Please restate every record below word for word and skip the pictures.

(Dataset rows for apps and sites)
+ + +

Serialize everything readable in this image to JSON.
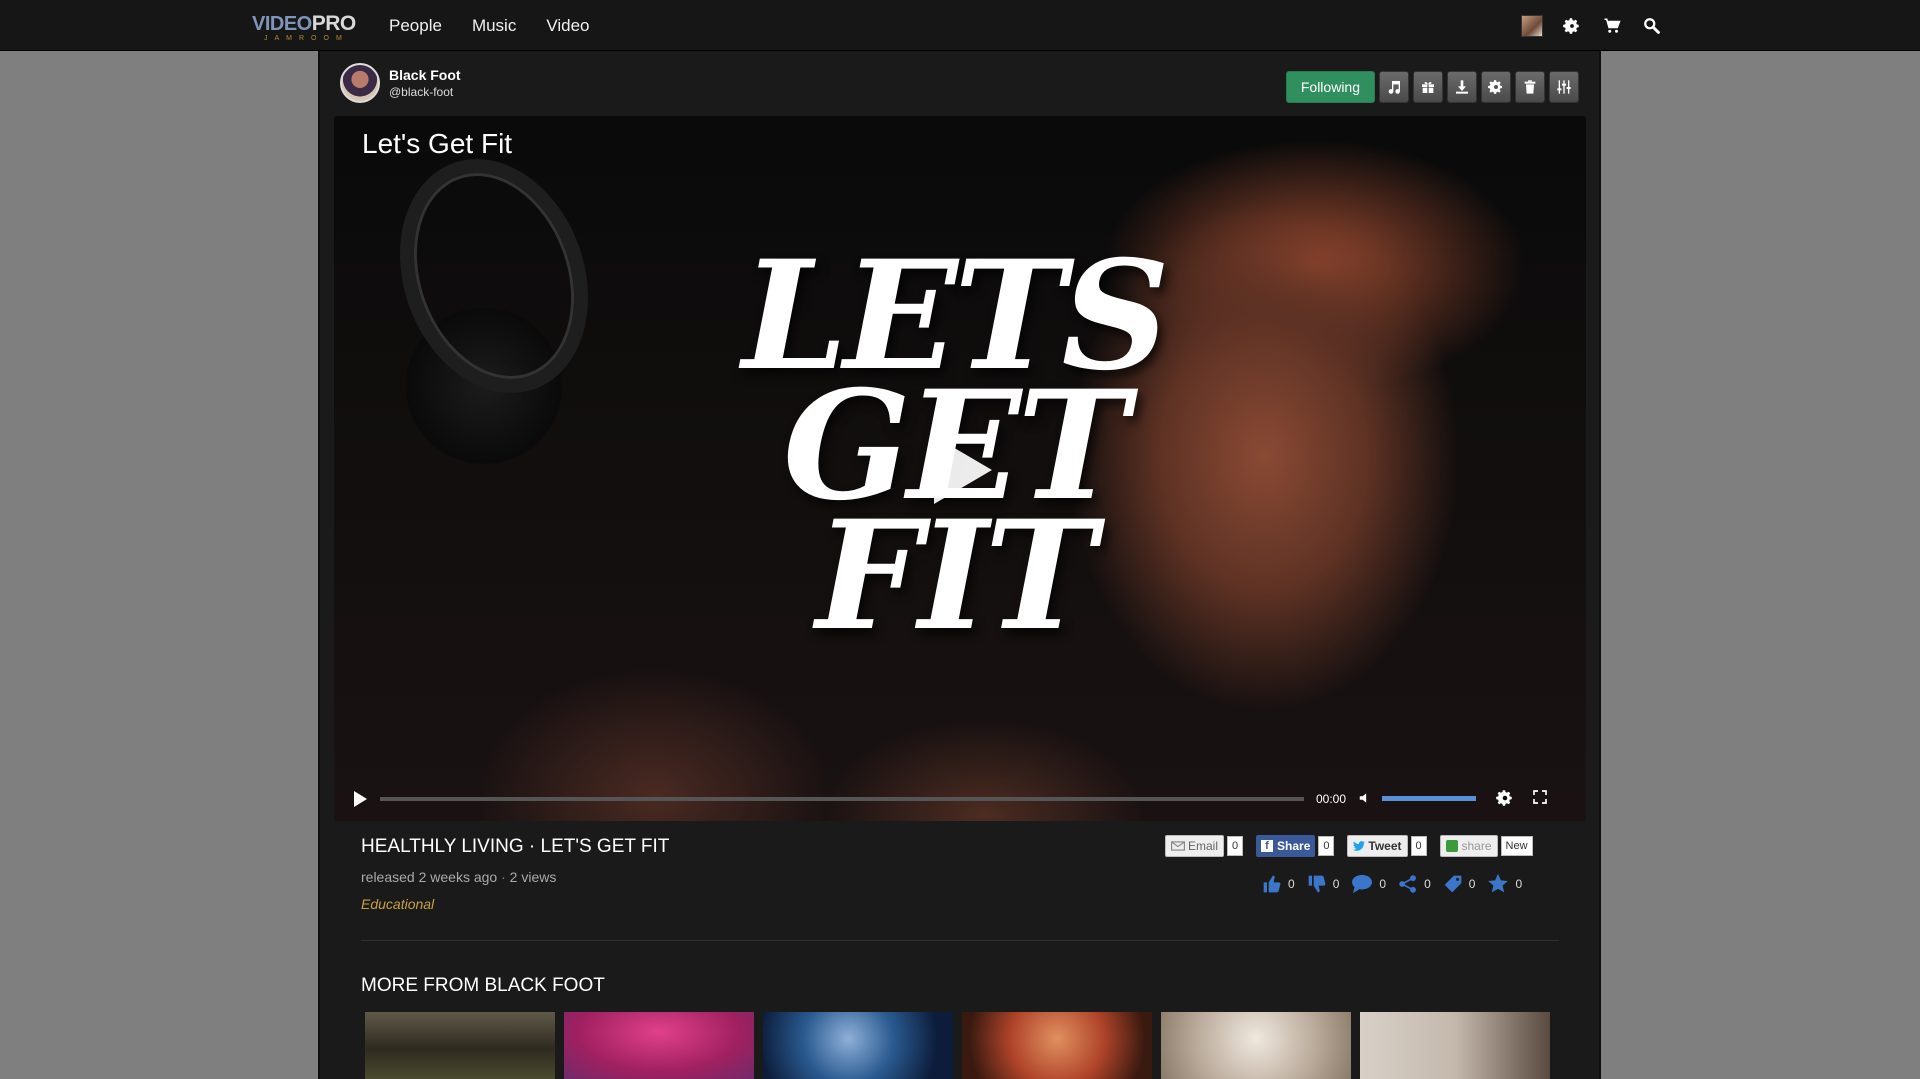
{
  "brand": {
    "top": "VIDEO",
    "top2": "PRO",
    "sub": "JAMROOM"
  },
  "nav": {
    "items": [
      {
        "label": "People"
      },
      {
        "label": "Music"
      },
      {
        "label": "Video"
      }
    ]
  },
  "profile": {
    "name": "Black Foot",
    "handle": "@black-foot"
  },
  "actions": {
    "following_label": "Following"
  },
  "video": {
    "overlay_title": "Let's Get Fit",
    "big_text": [
      "LETS",
      "GET",
      "FIT"
    ],
    "time": "00:00",
    "progress": 0,
    "volume": 1.0
  },
  "info": {
    "title": "HEALTHLY LIVING · LET'S GET FIT",
    "released": "released 2 weeks ago",
    "views": "2 views",
    "category": "Educational"
  },
  "share": {
    "email": {
      "label": "Email",
      "count": "0"
    },
    "facebook": {
      "label": "Share",
      "count": "0"
    },
    "twitter": {
      "label": "Tweet",
      "count": "0"
    },
    "share": {
      "label": "share",
      "count": "New"
    }
  },
  "reactions": {
    "like": "0",
    "dislike": "0",
    "comment": "0",
    "share": "0",
    "tag": "0",
    "rating": "0"
  },
  "more": {
    "title": "MORE FROM BLACK FOOT"
  },
  "colors": {
    "accent": "#2f8f5f",
    "icon_blue": "#3b76c9",
    "category": "#c9a040"
  }
}
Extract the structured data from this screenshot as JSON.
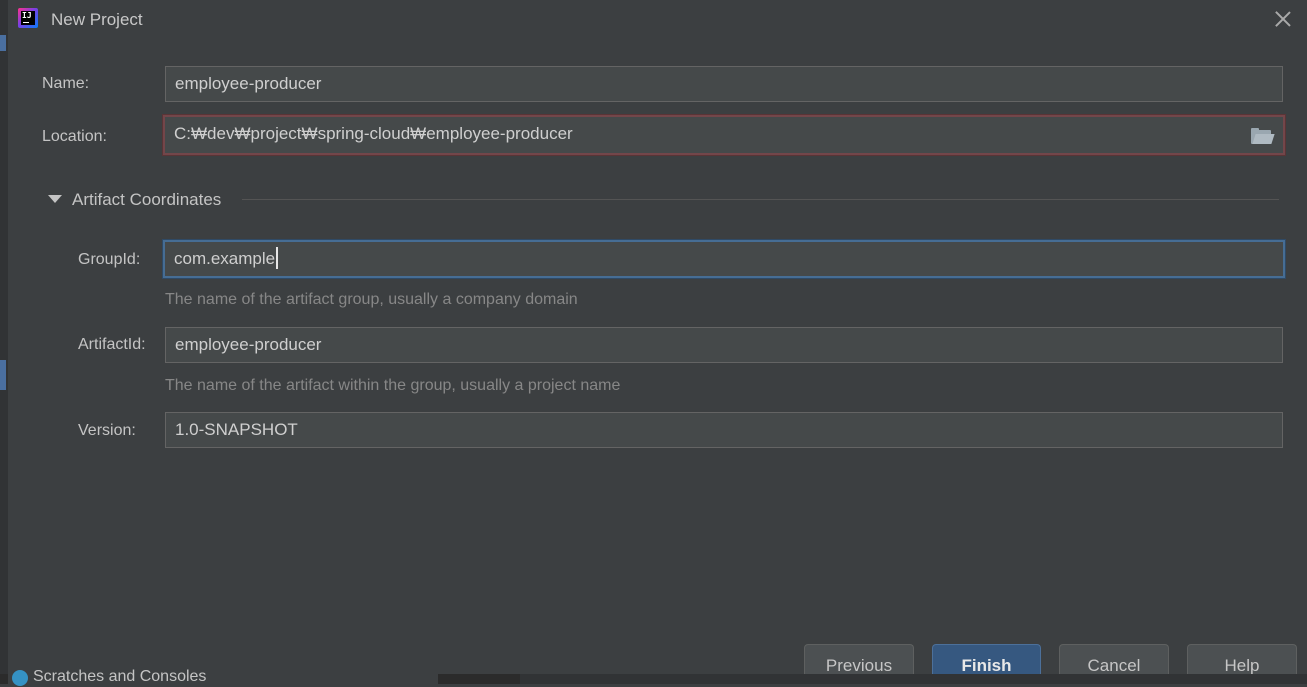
{
  "dialog": {
    "title": "New Project",
    "close_icon": "close-icon",
    "app_icon_text": "IJ"
  },
  "form": {
    "name": {
      "label": "Name:",
      "value": "employee-producer"
    },
    "location": {
      "label": "Location:",
      "value": "C:₩dev₩project₩spring-cloud₩employee-producer",
      "icon": "folder-open-icon",
      "state": "error"
    }
  },
  "artifact": {
    "section_title": "Artifact Coordinates",
    "expanded": true,
    "group_id": {
      "label": "GroupId:",
      "value": "com.example",
      "hint": "The name of the artifact group, usually a company domain",
      "state": "focused"
    },
    "artifact_id": {
      "label": "ArtifactId:",
      "value": "employee-producer",
      "hint": "The name of the artifact within the group, usually a project name"
    },
    "version": {
      "label": "Version:",
      "value": "1.0-SNAPSHOT"
    }
  },
  "buttons": {
    "previous": "Previous",
    "finish": "Finish",
    "cancel": "Cancel",
    "help": "Help"
  },
  "background_ide": {
    "project_tree_item": "Scratches and Consoles"
  },
  "colors": {
    "dialog_bg": "#3c3f41",
    "field_bg": "#45494a",
    "error_border": "#73464a",
    "focus_border": "#466d94",
    "primary_button": "#365880"
  }
}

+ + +

# Answer area
Serialize everything readable in this image to JSON.
{
  "brand": {
    "top": "VIDEO",
    "top2": "PRO",
    "sub": "JAMROOM"
  },
  "nav": {
    "items": [
      {
        "label": "People"
      },
      {
        "label": "Music"
      },
      {
        "label": "Video"
      }
    ]
  },
  "profile": {
    "name": "Black Foot",
    "handle": "@black-foot"
  },
  "actions": {
    "following_label": "Following"
  },
  "video": {
    "overlay_title": "Let's Get Fit",
    "big_text": [
      "LETS",
      "GET",
      "FIT"
    ],
    "time": "00:00",
    "progress": 0,
    "volume": 1.0
  },
  "info": {
    "title": "HEALTHLY LIVING · LET'S GET FIT",
    "released": "released 2 weeks ago",
    "views": "2 views",
    "category": "Educational"
  },
  "share": {
    "email": {
      "label": "Email",
      "count": "0"
    },
    "facebook": {
      "label": "Share",
      "count": "0"
    },
    "twitter": {
      "label": "Tweet",
      "count": "0"
    },
    "share": {
      "label": "share",
      "count": "New"
    }
  },
  "reactions": {
    "like": "0",
    "dislike": "0",
    "comment": "0",
    "share": "0",
    "tag": "0",
    "rating": "0"
  },
  "more": {
    "title": "MORE FROM BLACK FOOT"
  },
  "colors": {
    "accent": "#2f8f5f",
    "icon_blue": "#3b76c9",
    "category": "#c9a040"
  }
}
Extract the structured data from this screenshot as JSON.
{
  "dialog": {
    "title": "New Project",
    "close_icon": "close-icon",
    "app_icon_text": "IJ"
  },
  "form": {
    "name": {
      "label": "Name:",
      "value": "employee-producer"
    },
    "location": {
      "label": "Location:",
      "value": "C:₩dev₩project₩spring-cloud₩employee-producer",
      "icon": "folder-open-icon",
      "state": "error"
    }
  },
  "artifact": {
    "section_title": "Artifact Coordinates",
    "expanded": true,
    "group_id": {
      "label": "GroupId:",
      "value": "com.example",
      "hint": "The name of the artifact group, usually a company domain",
      "state": "focused"
    },
    "artifact_id": {
      "label": "ArtifactId:",
      "value": "employee-producer",
      "hint": "The name of the artifact within the group, usually a project name"
    },
    "version": {
      "label": "Version:",
      "value": "1.0-SNAPSHOT"
    }
  },
  "buttons": {
    "previous": "Previous",
    "finish": "Finish",
    "cancel": "Cancel",
    "help": "Help"
  },
  "background_ide": {
    "project_tree_item": "Scratches and Consoles"
  },
  "colors": {
    "dialog_bg": "#3c3f41",
    "field_bg": "#45494a",
    "error_border": "#73464a",
    "focus_border": "#466d94",
    "primary_button": "#365880"
  }
}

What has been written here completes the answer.